The country' Supreme Court ruled Monday that Law 9, used to grant the mining concession for Cobre Panama copper project, was unconstitutional.
First Quantum Mining News
The new measure will affect global mining firms including First Quantum Minerals, Glencore, Barrick Gold Corp and Vedanta Resources which currently pay a flat rate of 9.30 cents/kWh.
First Quantum will invest $1.5 million to advance exploration work at the Orquideas and Cascas assets in the first year, with the option of investing an additional $37 million over the course of the subsequent four years covered by the deal.
Northern Dynasty stock drops 32% after pact with First Quantum to build giant Alaska copper-gold mine collapses.
Copper production will peak in the second half of 2019, making a growing supply deficit much more real.
Zambia Revenue Authority claims the company owes $2.1 billion in penalties and $5.7 billion in interest.
Shares of First Quantum fell as much as 13 percent in Toronto and were down 12 percent when the stock was halted ahead of the statement.
Zambia's state power company made the decision amid an ongoing dispute over the implementation of new electricity tariffs in the country.
Cobre Panama project is now 50% complete and on track to produce 320,000 tonnes of copper in 2019, making the company one of the world’s top six producers of the red metal.
African gold miner comes out on top.
So far, copper prices have failed to react significantly to news of supply disruptions, remaining more responsive to news from China, the world’s largest consumer.
The Vancouver-based miner aims to produce 280,000 to 300,000 tonnes of the red metal a year, but commercial levels won't be reached until state power utility Zesco finish connecting the mine to the power grid.
Power restrictions could hit output of most copper mines operating in the country.
The Chamber of Mines wants the government to reconsider its decision to hike corporate income tax rate on mineral processing from 30% to 35%, which came in effect July 1.
The move puts an end to a nearly nine-month standoff that has hit output and profits in Africa’s second largest copper producer.
The country's national pension fund has bought 15.9 million shares of Zambia's Consolidated Copper Mines-Investment Holdings for almost $80 million.
Mines minister Christopher Yaluma said reducing royalties below the recently revised 9% would make underground mining more cost effective.
The announced changes will be effective on July 1, once parliament has approved them.
The government intends to set its mining royalties at 9% for both open-pit and underground mines.
Government claims it was not notified according to the law.
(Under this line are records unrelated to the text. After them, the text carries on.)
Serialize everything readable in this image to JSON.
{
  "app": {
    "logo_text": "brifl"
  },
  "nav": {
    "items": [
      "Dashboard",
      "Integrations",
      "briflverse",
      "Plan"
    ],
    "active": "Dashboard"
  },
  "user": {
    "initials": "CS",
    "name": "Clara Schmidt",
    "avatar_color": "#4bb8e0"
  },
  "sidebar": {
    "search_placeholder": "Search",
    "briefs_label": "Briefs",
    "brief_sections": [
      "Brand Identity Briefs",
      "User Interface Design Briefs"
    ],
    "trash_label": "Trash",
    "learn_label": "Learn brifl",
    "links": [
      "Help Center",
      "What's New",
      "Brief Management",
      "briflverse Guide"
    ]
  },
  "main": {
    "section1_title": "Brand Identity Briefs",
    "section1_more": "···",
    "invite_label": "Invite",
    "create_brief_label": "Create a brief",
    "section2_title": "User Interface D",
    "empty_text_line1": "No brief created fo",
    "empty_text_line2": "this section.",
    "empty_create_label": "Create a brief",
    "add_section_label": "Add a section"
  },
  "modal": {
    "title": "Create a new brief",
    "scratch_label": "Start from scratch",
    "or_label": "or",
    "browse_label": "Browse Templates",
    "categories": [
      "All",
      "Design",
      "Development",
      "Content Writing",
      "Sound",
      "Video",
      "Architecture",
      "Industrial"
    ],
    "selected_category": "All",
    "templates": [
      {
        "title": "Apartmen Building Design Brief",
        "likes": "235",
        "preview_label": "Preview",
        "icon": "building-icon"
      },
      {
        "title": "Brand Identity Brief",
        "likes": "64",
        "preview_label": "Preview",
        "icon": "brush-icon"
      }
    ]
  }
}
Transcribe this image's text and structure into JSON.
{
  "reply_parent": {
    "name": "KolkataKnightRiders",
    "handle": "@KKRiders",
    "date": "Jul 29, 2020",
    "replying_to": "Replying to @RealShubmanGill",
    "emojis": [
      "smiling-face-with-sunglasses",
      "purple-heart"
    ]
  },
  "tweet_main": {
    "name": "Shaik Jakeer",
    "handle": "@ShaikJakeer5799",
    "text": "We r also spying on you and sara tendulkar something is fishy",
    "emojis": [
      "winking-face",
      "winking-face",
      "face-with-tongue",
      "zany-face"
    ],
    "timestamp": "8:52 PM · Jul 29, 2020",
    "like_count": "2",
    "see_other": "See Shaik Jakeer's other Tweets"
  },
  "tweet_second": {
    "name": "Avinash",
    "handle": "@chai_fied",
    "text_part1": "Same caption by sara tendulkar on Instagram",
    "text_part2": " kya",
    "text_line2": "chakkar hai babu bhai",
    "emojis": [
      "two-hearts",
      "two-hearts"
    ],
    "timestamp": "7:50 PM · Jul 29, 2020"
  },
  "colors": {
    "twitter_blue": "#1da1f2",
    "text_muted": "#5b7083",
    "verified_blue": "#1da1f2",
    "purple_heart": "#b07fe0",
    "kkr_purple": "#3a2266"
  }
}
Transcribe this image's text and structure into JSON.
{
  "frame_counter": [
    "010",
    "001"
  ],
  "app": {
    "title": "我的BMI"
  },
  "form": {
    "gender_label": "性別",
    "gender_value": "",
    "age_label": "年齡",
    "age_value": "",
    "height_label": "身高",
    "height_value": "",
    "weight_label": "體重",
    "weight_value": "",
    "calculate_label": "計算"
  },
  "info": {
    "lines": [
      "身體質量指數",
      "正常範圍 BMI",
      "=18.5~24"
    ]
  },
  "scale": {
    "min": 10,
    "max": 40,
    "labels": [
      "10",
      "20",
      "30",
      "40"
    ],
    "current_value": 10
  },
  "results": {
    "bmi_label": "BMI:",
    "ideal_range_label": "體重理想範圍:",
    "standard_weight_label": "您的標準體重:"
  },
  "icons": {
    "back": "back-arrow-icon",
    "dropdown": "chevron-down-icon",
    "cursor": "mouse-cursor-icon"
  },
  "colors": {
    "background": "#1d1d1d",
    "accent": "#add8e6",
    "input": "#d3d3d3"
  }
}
But the fund warned that only further tightening of fiscal and monetary polices would contain the country's large deficits.
The new rules only apply to future payments and not amounts already owed.
Newly elected President Edgar Lungu wants to keep mining royalties at 20%, as opposed to the 6% companies were paying a month ago.
The situation may soon change, as authorities have began talks with the country’s top miners, signalling the possibility of a compromise over the country’s new tax regime.
Copper tumbled Wednesday to fresh six-year lows, dipping below $5,500 a tonne. Stocks in miners of the industrial metal are getting hammered.